  13. Physical Comfort – The device is extremely comfortable
  14. Physical Security – The device is not likely to cause physical harm to the individual.
  15. Portability – The device is extremely portable. The device is 4.3” x 2.4” x 0.33” and weighs 4.05 oz. It has a 3.5” (diagonal) widescreen display with a resolution of 480x320 (163 pixels/inch). The system runs on battery power and has a 30 hours of music playback or 6 hours of video playback.
  16. Securability – The device is not very securable and definitely has the potential for loss or theft. The device has a pass code option to protect data, but then requires that the user enter the pass code on a regular basis, which creates an additional challenge for many individuals with a cognitive impairment.
  17. Supplier Repairability – Numerous options exist for repairability of the system given that it is designed for the consumer market. These include the Apple support (website, email, phone, store), various blogs and discussion groups, and third-party websites. Apps designed specifically for assistive technology applications may not have as many service options; phone and/or e-mail technical support are typically available from the distributers of the app, and availability will vary.
1 2 3 4 5
Not satisfied at all Not very satisfied More or less satisfied Quite Satisfied Very Satisfied
         
  Category   Score  
  Affordability   4  
  Compatibility   4  
  Consumer Repairability 3  
  Dependability   5  
  Durability   5  
  Ease of Assembly 2  
  Ease of Maintenance 3  
  Effectiveness   4  
  Flexibility   5  
  Learnability   3  
  Operability   2  
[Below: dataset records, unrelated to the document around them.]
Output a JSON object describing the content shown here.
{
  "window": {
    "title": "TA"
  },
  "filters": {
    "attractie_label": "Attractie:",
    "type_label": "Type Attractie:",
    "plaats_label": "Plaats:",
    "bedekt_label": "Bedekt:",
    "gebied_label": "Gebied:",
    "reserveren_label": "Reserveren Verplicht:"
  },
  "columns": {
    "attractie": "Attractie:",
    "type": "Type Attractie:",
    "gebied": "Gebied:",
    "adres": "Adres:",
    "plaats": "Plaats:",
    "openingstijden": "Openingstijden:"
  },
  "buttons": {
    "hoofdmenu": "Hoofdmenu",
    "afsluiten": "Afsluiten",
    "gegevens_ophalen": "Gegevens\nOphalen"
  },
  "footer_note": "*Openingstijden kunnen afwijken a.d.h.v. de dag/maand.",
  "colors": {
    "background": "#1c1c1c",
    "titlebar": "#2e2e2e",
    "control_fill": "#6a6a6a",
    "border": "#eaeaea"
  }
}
  Personal acceptability 5  
  Physical Comfort 5  
  Physical Security 5  
  Portability   5  
  Securability   1  
  Supplier Repairability 3  
         
  Average   3.7